* _TASK DESCRIPTION_: Exclude every picture and return the remaining entries below verbatim.
======== ENTRIES SUPPLIED ========
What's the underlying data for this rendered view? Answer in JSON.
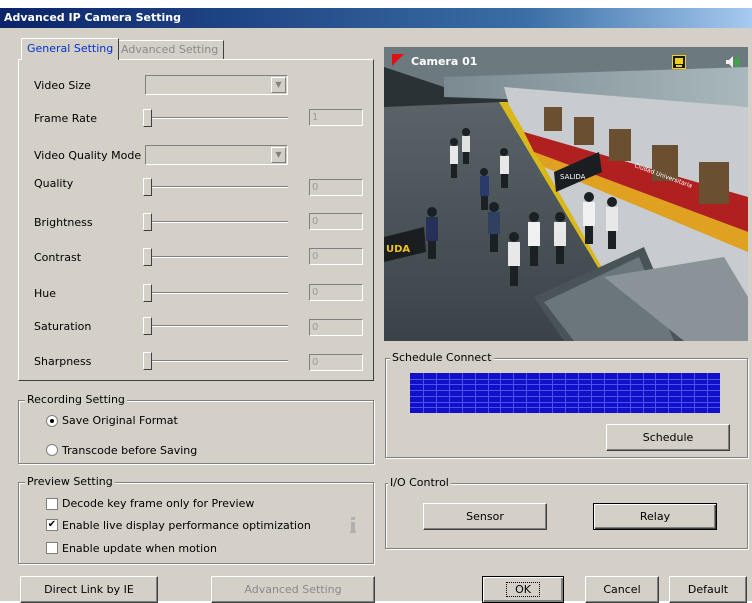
{
  "window": {
    "title": "Advanced IP Camera Setting"
  },
  "tabs": {
    "general": "General Setting",
    "advanced": "Advanced Setting"
  },
  "general": {
    "video_size_label": "Video Size",
    "frame_rate_label": "Frame Rate",
    "frame_rate_value": "1",
    "video_quality_mode_label": "Video Quality Mode",
    "sliders": [
      {
        "label": "Quality",
        "value": "0"
      },
      {
        "label": "Brightness",
        "value": "0"
      },
      {
        "label": "Contrast",
        "value": "0"
      },
      {
        "label": "Hue",
        "value": "0"
      },
      {
        "label": "Saturation",
        "value": "0"
      },
      {
        "label": "Sharpness",
        "value": "0"
      }
    ]
  },
  "recording": {
    "title": "Recording Setting",
    "save_original": "Save Original Format",
    "transcode": "Transcode before Saving",
    "selected": "save_original"
  },
  "preview": {
    "title": "Preview Setting",
    "decode_key_frame": "Decode key frame only for Preview",
    "decode_key_frame_checked": false,
    "enable_live": "Enable live display performance optimization",
    "enable_live_checked": true,
    "enable_update": "Enable update when motion",
    "enable_update_checked": false
  },
  "camera": {
    "name": "Camera 01",
    "sign_text": "SALIDA",
    "train_text": "Ciudad Universitaria",
    "platform_sign": "UDA"
  },
  "schedule": {
    "title": "Schedule Connect",
    "button": "Schedule",
    "grid_color": "#1010c8"
  },
  "io": {
    "title": "I/O Control",
    "sensor": "Sensor",
    "relay": "Relay"
  },
  "buttons": {
    "direct_link": "Direct Link by IE",
    "advanced_setting": "Advanced Setting",
    "ok": "OK",
    "cancel": "Cancel",
    "default": "Default"
  }
}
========
* _TASK SOLUTION_:
What's the underlying data for this rendered view? Answer in JSON.
{
  "window": {
    "title": "Advanced IP Camera Setting"
  },
  "tabs": {
    "general": "General Setting",
    "advanced": "Advanced Setting"
  },
  "general": {
    "video_size_label": "Video Size",
    "frame_rate_label": "Frame Rate",
    "frame_rate_value": "1",
    "video_quality_mode_label": "Video Quality Mode",
    "sliders": [
      {
        "label": "Quality",
        "value": "0"
      },
      {
        "label": "Brightness",
        "value": "0"
      },
      {
        "label": "Contrast",
        "value": "0"
      },
      {
        "label": "Hue",
        "value": "0"
      },
      {
        "label": "Saturation",
        "value": "0"
      },
      {
        "label": "Sharpness",
        "value": "0"
      }
    ]
  },
  "recording": {
    "title": "Recording Setting",
    "save_original": "Save Original Format",
    "transcode": "Transcode before Saving",
    "selected": "save_original"
  },
  "preview": {
    "title": "Preview Setting",
    "decode_key_frame": "Decode key frame only for Preview",
    "decode_key_frame_checked": false,
    "enable_live": "Enable live display performance optimization",
    "enable_live_checked": true,
    "enable_update": "Enable update when motion",
    "enable_update_checked": false
  },
  "camera": {
    "name": "Camera 01",
    "sign_text": "SALIDA",
    "train_text": "Ciudad Universitaria",
    "platform_sign": "UDA"
  },
  "schedule": {
    "title": "Schedule Connect",
    "button": "Schedule",
    "grid_color": "#1010c8"
  },
  "io": {
    "title": "I/O Control",
    "sensor": "Sensor",
    "relay": "Relay"
  },
  "buttons": {
    "direct_link": "Direct Link by IE",
    "advanced_setting": "Advanced Setting",
    "ok": "OK",
    "cancel": "Cancel",
    "default": "Default"
  }
}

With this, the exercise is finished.